In an apparently coordinated series of attacks Monday morning, bombings cut a swath from the northern city of Kirkuk to the pricey Mansour district of Baghdad and south to Najaf. Elsewhere, assailants wielding AK-47s targeted anti-terrorism leaders in Diyala province, northeast of Baghdad.
As night fell on the capital, the violence continued. Men wearing Iraqi army uniforms entered a mosque in Yusufiyah, a town near Baghdad, and executed seven men in the middle of their evening prayers during the holy month of Ramadan. The assailants left a note saying the killings were carried out by the Islamic State of Iraq, a Sunni extremist group affiliated with al-Qaeda.
The bloody day came after a period of relative quiet in the country that had descended as Ramadan began early this month.
Lt. Col. Hachem Neama Abbas, an Iraqi army commander in Baghdad, said the military had been bracing for a new round of violence. The attacks, he said, are proof that insurgents still pose a threat to the country’s stability. They also raise questions about the Iraqi government’s ability to maintain security as U.S. troops prepare to leave the country by December.
“This wave of explosions and attacks is evidence that al-Qaeda is still effective,” Abbas said.
Iraq is debating whether to ask a small contingent of U.S. forces to stay past the deadline. U.S. authorities have said that no official request has been made.
A spokesman for the U.S. military in Iraq, Maj. Angela L. Funaro, said that although it was too early to speculate on the groups behind the day’s violence, it was “eerily similar” to a large-scale attack last year during Ramadan. Then, insurgents from al-Qaeda in Iraq targeted checkpoints and Iraqi forces in several cities, killing at least 53.
The worst violence Monday occurred in Kut, a large city southeast of Baghdad. Insurgents detonated a sound bomb in a crowded area near a jewelry store about 8:45 a.m., said Hassan Abdul Zahra al-Wailey, a spokesman for the local police.
Moments later, a car bomb exploded in the same place, killing 42, including 12 children. Some of the children had beenselling bags to those buying produce at the market.
Ali al-Abbudi, 31, a local journalist, happened to be in the market when the blast occurred. He said he was stunned by the “horror of the scene.”
“There were chopped heads or legs, bodies were blown off and scattered around everywhere,” he said.

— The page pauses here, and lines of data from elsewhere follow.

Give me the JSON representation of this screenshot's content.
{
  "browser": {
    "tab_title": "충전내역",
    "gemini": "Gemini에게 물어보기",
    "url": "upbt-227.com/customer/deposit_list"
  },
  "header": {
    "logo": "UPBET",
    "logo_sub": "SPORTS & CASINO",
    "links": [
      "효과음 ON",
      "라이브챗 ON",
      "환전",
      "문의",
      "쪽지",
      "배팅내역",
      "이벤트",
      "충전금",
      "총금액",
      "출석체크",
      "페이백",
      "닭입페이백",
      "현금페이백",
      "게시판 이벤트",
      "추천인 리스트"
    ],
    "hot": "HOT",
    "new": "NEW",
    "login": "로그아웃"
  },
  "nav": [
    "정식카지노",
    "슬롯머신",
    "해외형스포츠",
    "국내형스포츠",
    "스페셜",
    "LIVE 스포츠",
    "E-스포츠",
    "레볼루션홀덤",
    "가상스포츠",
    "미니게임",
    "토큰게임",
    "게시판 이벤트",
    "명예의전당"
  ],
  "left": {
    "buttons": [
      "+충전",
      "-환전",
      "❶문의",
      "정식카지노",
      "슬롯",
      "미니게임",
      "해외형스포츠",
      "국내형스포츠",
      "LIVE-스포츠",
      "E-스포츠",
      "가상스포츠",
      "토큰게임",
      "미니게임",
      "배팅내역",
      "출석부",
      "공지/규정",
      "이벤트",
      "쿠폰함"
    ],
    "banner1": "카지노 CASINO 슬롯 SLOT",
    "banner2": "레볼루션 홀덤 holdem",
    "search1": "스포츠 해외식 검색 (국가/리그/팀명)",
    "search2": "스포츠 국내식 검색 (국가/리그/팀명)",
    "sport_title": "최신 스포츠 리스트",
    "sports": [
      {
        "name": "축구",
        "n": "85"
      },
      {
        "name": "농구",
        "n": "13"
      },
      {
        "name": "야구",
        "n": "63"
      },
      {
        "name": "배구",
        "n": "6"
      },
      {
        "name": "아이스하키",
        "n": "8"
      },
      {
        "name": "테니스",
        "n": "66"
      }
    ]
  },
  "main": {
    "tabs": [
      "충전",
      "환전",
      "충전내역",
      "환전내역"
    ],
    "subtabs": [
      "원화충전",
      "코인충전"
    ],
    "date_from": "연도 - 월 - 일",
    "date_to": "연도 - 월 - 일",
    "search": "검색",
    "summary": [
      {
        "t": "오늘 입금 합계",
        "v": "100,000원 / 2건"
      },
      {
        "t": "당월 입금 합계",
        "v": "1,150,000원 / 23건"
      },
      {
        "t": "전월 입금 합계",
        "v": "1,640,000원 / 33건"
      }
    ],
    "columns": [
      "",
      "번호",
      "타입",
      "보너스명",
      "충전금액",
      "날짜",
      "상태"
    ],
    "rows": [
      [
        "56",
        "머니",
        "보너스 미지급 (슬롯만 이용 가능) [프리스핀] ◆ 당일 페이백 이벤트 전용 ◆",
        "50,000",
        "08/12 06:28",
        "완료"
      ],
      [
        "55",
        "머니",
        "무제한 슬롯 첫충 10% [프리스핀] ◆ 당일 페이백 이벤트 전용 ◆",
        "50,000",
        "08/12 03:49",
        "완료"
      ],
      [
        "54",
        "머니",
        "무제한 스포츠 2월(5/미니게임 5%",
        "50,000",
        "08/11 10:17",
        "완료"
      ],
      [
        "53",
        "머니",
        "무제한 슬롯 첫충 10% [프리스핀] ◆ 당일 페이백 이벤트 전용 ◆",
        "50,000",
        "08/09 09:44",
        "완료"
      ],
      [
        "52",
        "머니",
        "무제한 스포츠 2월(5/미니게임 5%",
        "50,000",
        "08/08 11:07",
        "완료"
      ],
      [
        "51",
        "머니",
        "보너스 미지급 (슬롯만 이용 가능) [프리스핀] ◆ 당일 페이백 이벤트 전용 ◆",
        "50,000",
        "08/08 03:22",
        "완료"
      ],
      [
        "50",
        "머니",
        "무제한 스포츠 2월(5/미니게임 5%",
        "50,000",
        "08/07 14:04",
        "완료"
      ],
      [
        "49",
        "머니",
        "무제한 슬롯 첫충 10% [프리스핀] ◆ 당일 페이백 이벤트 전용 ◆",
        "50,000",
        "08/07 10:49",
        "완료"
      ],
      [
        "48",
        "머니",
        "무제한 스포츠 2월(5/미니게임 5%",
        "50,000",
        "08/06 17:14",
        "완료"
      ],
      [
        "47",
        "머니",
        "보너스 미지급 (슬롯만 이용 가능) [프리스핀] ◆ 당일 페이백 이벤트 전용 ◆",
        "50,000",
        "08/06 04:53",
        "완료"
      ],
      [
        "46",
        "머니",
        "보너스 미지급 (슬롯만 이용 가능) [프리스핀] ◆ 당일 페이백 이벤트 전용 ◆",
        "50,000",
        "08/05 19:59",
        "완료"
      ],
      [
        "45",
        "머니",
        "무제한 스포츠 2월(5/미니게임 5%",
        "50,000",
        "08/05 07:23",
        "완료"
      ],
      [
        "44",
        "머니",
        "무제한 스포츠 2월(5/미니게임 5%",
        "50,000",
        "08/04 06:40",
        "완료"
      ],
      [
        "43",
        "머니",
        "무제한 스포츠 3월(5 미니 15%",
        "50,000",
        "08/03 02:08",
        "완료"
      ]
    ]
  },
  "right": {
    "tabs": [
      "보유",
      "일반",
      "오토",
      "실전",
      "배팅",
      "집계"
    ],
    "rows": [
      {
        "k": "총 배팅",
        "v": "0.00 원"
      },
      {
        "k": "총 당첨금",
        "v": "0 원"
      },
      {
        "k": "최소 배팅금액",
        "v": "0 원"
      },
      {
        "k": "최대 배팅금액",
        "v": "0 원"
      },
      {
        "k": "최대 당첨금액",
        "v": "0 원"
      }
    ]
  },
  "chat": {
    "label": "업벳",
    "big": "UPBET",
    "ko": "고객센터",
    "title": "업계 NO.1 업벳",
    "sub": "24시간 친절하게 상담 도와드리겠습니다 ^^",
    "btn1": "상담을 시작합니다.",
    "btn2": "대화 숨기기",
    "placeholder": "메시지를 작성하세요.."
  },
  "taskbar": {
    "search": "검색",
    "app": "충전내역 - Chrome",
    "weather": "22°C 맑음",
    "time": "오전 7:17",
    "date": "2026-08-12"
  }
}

In Diyala, 13 people, including four Iraqi army officers, were killed in a series of car bombings, explosions and shootings.
In Tikrit, a man dressed in a traffic police uniform blew himself up at the main gate of the city’s counterterrorism facility. In the melee that followed, another bomber detonated explosives, killing and injuring many who had rushed to help. Nine died, including a high-ranking anti-terrorism official.
Elsewhere, three were killed in a series of car bombings in Baghdad, and nine were killed in attacks on government facilities in Najaf and Karbala.
Kirkuk, a city north of Baghdad, experienced three explosions — including a car bomb that killed one person and a explosion near a church that injured four.
Special correspondents Aziz Alwan in Baghdad, Saad Sarhan in Najaf, Uthman al-Mokhtar in Anbar province and Hassan al-Shammari in Diyala province contributed to this report.